In a compromise over the 2011 budget, Congress and the White House agreed to cut $40 billion from last year’s budget. Across-the-board reductions of 0.2 percent were made in addition to cuts in the arts, community health centers, national and community service, family planning, and many other programs. According to the Chronicle of Philanthropy, “nearly every kind of nonprofit program financed by the government will have to fight to keep the budget scalpel at bay.”

That nonprofits must reconsider their relationship to the Federal government seems altogether obvious, but what does this mean? Some conservative thinkers believe that nonprofit dependence on government funding has always been inappropriate and has kept the sector from developing sustainable levels of private funding. According to the Chronicle, observers such as Howard Husock of the Manhattan Institute for Policy Research propose that the current crisis is an “opportunity” for private donors to pick up the slack.
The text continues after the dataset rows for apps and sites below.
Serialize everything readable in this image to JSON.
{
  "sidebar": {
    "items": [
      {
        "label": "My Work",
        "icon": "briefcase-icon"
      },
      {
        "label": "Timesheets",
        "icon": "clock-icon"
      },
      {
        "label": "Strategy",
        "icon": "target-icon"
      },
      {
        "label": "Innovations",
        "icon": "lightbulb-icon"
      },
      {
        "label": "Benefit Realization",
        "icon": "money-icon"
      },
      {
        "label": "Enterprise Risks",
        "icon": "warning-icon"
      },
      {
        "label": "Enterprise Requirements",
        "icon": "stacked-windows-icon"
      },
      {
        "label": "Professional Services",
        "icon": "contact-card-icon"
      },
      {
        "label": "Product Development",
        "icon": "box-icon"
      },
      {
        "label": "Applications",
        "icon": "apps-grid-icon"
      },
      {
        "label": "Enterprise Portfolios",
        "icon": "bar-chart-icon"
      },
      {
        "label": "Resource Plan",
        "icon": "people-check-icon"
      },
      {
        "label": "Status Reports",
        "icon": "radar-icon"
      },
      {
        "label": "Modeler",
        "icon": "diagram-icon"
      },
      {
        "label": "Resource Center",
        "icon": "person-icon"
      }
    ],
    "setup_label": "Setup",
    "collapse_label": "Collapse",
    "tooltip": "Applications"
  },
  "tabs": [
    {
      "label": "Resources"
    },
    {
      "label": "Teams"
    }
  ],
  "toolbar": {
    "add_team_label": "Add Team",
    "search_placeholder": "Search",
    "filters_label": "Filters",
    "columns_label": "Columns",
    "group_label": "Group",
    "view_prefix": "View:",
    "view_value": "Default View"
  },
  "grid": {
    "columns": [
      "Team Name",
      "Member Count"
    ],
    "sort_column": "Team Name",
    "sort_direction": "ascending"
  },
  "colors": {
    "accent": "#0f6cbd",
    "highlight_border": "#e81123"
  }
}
Given that saving nonprofits was hardly top priority for the country’s wealthy corporations and citizens during the recession, this solution seems far-fetched. On the other hand, the lobby to prevent budget cuts may be just as idealistic. Liberals who believe the government can best serve its citizens by funding nonprofits are calling for aggressive advocacy against the cuts that will undoubtedly burden vulnerable people and communities. But few clear alternatives have been proposed. Any effective plan to save nonprofit funding will necessarily involve detailed ideas for reducing program and administrative costs, not to mention a compelling case for changing tax policy, which never gets much traction.

Perhaps the real battleground is closer to home, where the fiscal outlook may be even bleaker.  Closing the Federal budget gap will entail cuts to already struggling state and local governments, which constitute a huge portion of public spending on human services programs. One quarter of state funding comes from the Federal government, even more in recent years due to the 2009-2010 stimulus package.

Now states are certain to slash their nonprofit funding, especially because most are in a state of crisis over unfunded pension and retirement liabilities. Last week’s Pew Center on the States report described the estimated $1.3 to $2.4 trillion in payout obligations paralyzing state coffers, and how rising Medicaid costs are adding to debt that will certainly put downward pressure on human services spending. And just like at the national level, raising state taxes to increase revenues is an unpopular solution, and not easily achieved due to requirements for legislative super majorities and public voting.

But funding trickles down even further, to the local governments that receive almost a third of their revenues from states. As the GAO reported in its April 2011 Update, local governments are in a precarious position with respect to the rising cost of health care for their workforces and retirees. According to the report, state and local governments can expect that “the fiscal position of the sector will steadily decline through 2060 absent any policy changes.”

Talk of a “new era for nonprofits” under the Obama administration once referred to the President’s ideas for building new government-nonprofit partnerships, expanding social entrepreneurship, and scaling up effective community programs to the national level. Now this new era is looking a lot less rosy. Greater reliance on nonprofits to deliver essential services assumed a proportionate allocation of funds. But partnerships with nonprofits always take a hit when budgets are cut at every level of government, and all the nonprofit innovation in the world can’t make up for a lack of public investment in the work it’s entrusted to do.